One of Africa’s longest lasting wars which has resulted in the death of thousands and the use of children to conduct some of the most brutal fighing on the planet is apparently no longer closeer to a resolution than before. Joseph Kony, leader of the Lord’s Resistance ArmyILRA) failed to show up at an agreed spot near R-Kwanga, on the remote and thickly wooded Sudan-Congo border. Ugandan religious and cultural leaders ventured into the forest in an attempt to find him. Internal Affairs Minister Ruhakana Ruganda said “the devleopment yesterday and today are a challenge to the peace process… nevertheless the peace process continues.” Kony’s 22- year rebellion aganst the Ugandan gvernment has killed tens of thosuands of people and uprooted 2 million in northern Uganda.
Kony is wanted for numerous war crimes by the international criminal court)|(ICC) in the Hague. Even if the rebels sign a peace agreement Kony has vowed not to surrender his arms until charges are dropped against him. The Uganda government wants to handle the matter internally in order to end fighting and restore peace.
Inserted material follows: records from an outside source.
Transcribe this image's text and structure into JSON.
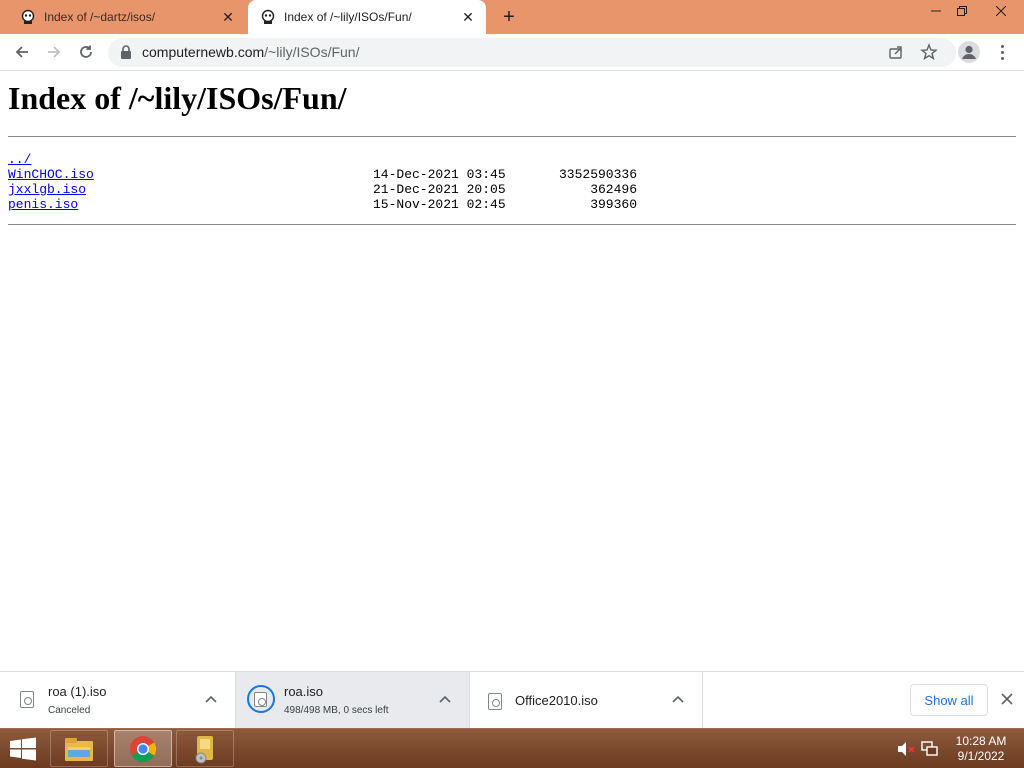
{
  "browser": {
    "tabs": [
      {
        "title": "Index of /~dartz/isos/",
        "active": false
      },
      {
        "title": "Index of /~lily/ISOs/Fun/",
        "active": true
      }
    ],
    "url_host": "computernewb.com",
    "url_path": "/~lily/ISOs/Fun/",
    "accent_color": "#e8956c"
  },
  "page": {
    "heading": "Index of /~lily/ISOs/Fun/",
    "parent_link": "../",
    "entries": [
      {
        "name": "WinCHOC.iso",
        "date": "14-Dec-2021 03:45",
        "size": "3352590336"
      },
      {
        "name": "jxxlgb.iso",
        "date": "21-Dec-2021 20:05",
        "size": "362496"
      },
      {
        "name": "penis.iso",
        "date": "15-Nov-2021 02:45",
        "size": "399360"
      }
    ]
  },
  "downloads": {
    "items": [
      {
        "name": "roa (1).iso",
        "status": "Canceled"
      },
      {
        "name": "roa.iso",
        "status": "498/498 MB, 0 secs left"
      },
      {
        "name": "Office2010.iso",
        "status": ""
      }
    ],
    "show_all_label": "Show all"
  },
  "taskbar": {
    "time": "10:28 AM",
    "date": "9/1/2022",
    "apps": [
      "file-explorer",
      "chrome",
      "other-app"
    ]
  }
}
It prefers drawing upon traditional African reconciliation procedures in hope of peace.
Although the world would enjoy the prospect of placing on trial a brutal dictator who has abused innocent children in his mad wars, the most important consideration must be restoring peace to Uganda.